School navigation

National Crime Victim Law Institute

NCVLI Staff Profile - Meg Garvin

November 07, 2017

  • News Image

Meg Garvin joined NCVLI in 2003 as a Staff Attorney and became Executive Director in 2008. Click here to Meg’s bio or read on to learn more about Meg in her own words.

When someone asks you why victims’ rights are important, what do you tell them?

Fundamentally, criminal justice must be about the human beings impacted by crime—both the victim and the defendant.  When our system ignores the victim, or worse when it treats victims as merely pieces of evidence in the case, it contributes to their trauma.  The long-term impacts of this include individuals whose path to surviving is steeper, and a community that loses faith in the system.  We must be better than this. Victims’ rights compel the system to be better; to pay attention to the individual, human victims and to treat them with dignity.  When the criminal justice system does this it is a positive force for the community. 

What would you most like NCVLI or the victims’ rights movement to accomplish in the next ten years? Twenty years?

In the next five years I would like NCVLI to have an even more active pro and low bono legal network.  Ideally, we would have a “go to” lawyer in every corner of every state in this country so that each time a survivor in need contacted us we have a trained lawyer ready to serve.  Imagine the impact of that – every survivor having access to no cost legal services to protect their rights – it would be revolutionary! 

Over the next twenty years I have dreams of many accomplishments for the movement; focusing on just four I would like  

(1) the victims’ rights movement to be seen as fundamental to and not distinct from criminal justice reform;

(2) victims’ rights enforcement to be a daily reality in courts such that victims having lawyers assert their rights and seek review when necessary is common place in every jurisdiction;

(3) the multi-state bar exam to include at least one question about victims’ rights in criminal procedure so that every student in every law school in this country had to study victims’ rights; and

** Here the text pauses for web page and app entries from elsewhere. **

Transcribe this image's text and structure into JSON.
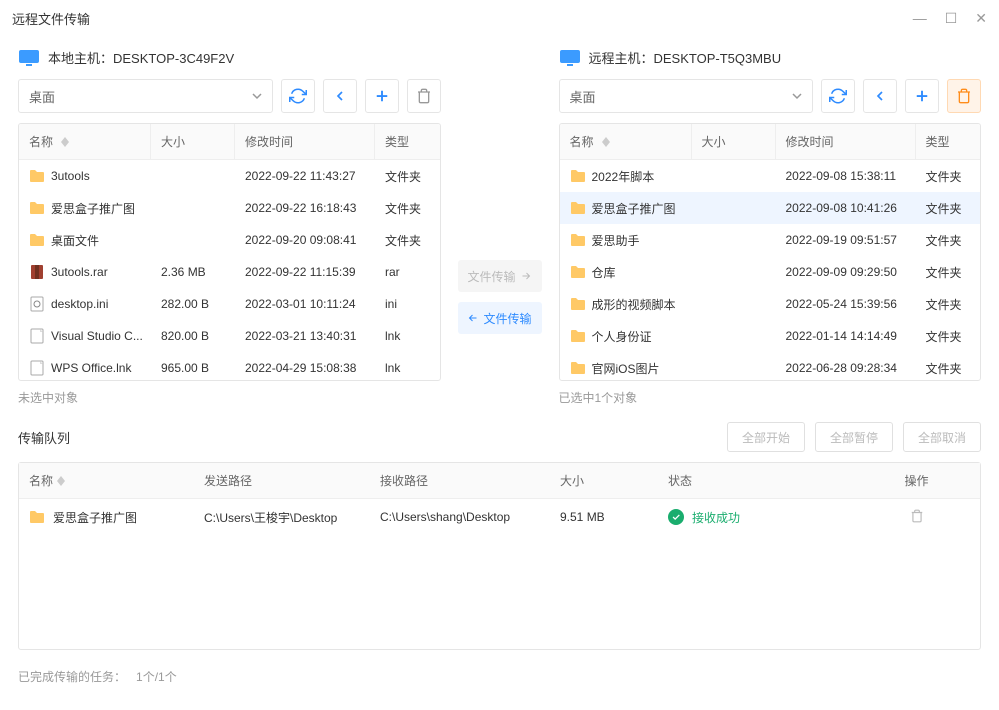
{
  "window": {
    "title": "远程文件传输"
  },
  "local": {
    "label": "本地主机：DESKTOP-3C49F2V",
    "location": "桌面",
    "columns": {
      "name": "名称",
      "size": "大小",
      "date": "修改时间",
      "type": "类型"
    },
    "files": [
      {
        "name": "3utools",
        "size": "",
        "date": "2022-09-22 11:43:27",
        "type": "文件夹",
        "icon": "folder"
      },
      {
        "name": "爱思盒子推广图",
        "size": "",
        "date": "2022-09-22 16:18:43",
        "type": "文件夹",
        "icon": "folder"
      },
      {
        "name": "桌面文件",
        "size": "",
        "date": "2022-09-20 09:08:41",
        "type": "文件夹",
        "icon": "folder"
      },
      {
        "name": "3utools.rar",
        "size": "2.36 MB",
        "date": "2022-09-22 11:15:39",
        "type": "rar",
        "icon": "rar"
      },
      {
        "name": "desktop.ini",
        "size": "282.00 B",
        "date": "2022-03-01 10:11:24",
        "type": "ini",
        "icon": "ini"
      },
      {
        "name": "Visual Studio C...",
        "size": "820.00 B",
        "date": "2022-03-21 13:40:31",
        "type": "lnk",
        "icon": "lnk"
      },
      {
        "name": "WPS Office.lnk",
        "size": "965.00 B",
        "date": "2022-04-29 15:08:38",
        "type": "lnk",
        "icon": "lnk"
      }
    ],
    "status": "未选中对象"
  },
  "remote": {
    "label": "远程主机：DESKTOP-T5Q3MBU",
    "location": "桌面",
    "columns": {
      "name": "名称",
      "size": "大小",
      "date": "修改时间",
      "type": "类型"
    },
    "files": [
      {
        "name": "2022年脚本",
        "size": "",
        "date": "2022-09-08 15:38:11",
        "type": "文件夹",
        "icon": "folder"
      },
      {
        "name": "爱思盒子推广图",
        "size": "",
        "date": "2022-09-08 10:41:26",
        "type": "文件夹",
        "icon": "folder",
        "selected": true
      },
      {
        "name": "爱思助手",
        "size": "",
        "date": "2022-09-19 09:51:57",
        "type": "文件夹",
        "icon": "folder"
      },
      {
        "name": "仓库",
        "size": "",
        "date": "2022-09-09 09:29:50",
        "type": "文件夹",
        "icon": "folder"
      },
      {
        "name": "成形的视频脚本",
        "size": "",
        "date": "2022-05-24 15:39:56",
        "type": "文件夹",
        "icon": "folder"
      },
      {
        "name": "个人身份证",
        "size": "",
        "date": "2022-01-14 14:14:49",
        "type": "文件夹",
        "icon": "folder"
      },
      {
        "name": "官网iOS图片",
        "size": "",
        "date": "2022-06-28 09:28:34",
        "type": "文件夹",
        "icon": "folder"
      }
    ],
    "status": "已选中1个对象"
  },
  "transfer": {
    "to_remote": "文件传输",
    "to_local": "文件传输"
  },
  "queue": {
    "title": "传输队列",
    "actions": {
      "start": "全部开始",
      "pause": "全部暂停",
      "cancel": "全部取消"
    },
    "columns": {
      "name": "名称",
      "send": "发送路径",
      "recv": "接收路径",
      "size": "大小",
      "status": "状态",
      "action": "操作"
    },
    "rows": [
      {
        "name": "爱思盒子推广图",
        "send": "C:\\Users\\王梭宇\\Desktop",
        "recv": "C:\\Users\\shang\\Desktop",
        "size": "9.51 MB",
        "status": "接收成功"
      }
    ]
  },
  "footer": {
    "text": "已完成传输的任务：",
    "count": "1个/1个"
  }
}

(4) for the United States Supreme Court to hear a case brought by a victims’ rights attorney and to issue a meaningful decision that filters into popular culture the way Miranda has for defendants.

If you could change one thing about the current victims’ rights environment, be it legal, political, public recognition, victim social/psychological services, etc., what would it be?

I would remove the fear. Victims’ rights are about ensuring a meaningful role for victims in our justice system, not about diminishing others’ rights or roles. We should embrace not fear hearing from the people most impacted by crime.

Who or what inspires you?

In the day-to-day, two groups of people inspire me.  First, survivors; bearing witness to their resilience has been perhaps the greatest gift that this job has afforded me.  Second, NCVLI’s staff; the 12 people working at NCVLI are intelligent, generous, empathetic, funny and forgiving; I am beyond fortunate to work here.

What are your hobbies?

I love soccer – I love playing it and watching it.  I am a huge fan of both the Timbers and the Thorns.  I also try to catch games around the country when I’m traveling.  I also love reading – philosophy, novels, political science – all of it.  I am taking a course on international human rights now that is truly inspiring!  Finally, cooking and watching shows about cooking.  If I could be a contestant on Chopped I would be giddy!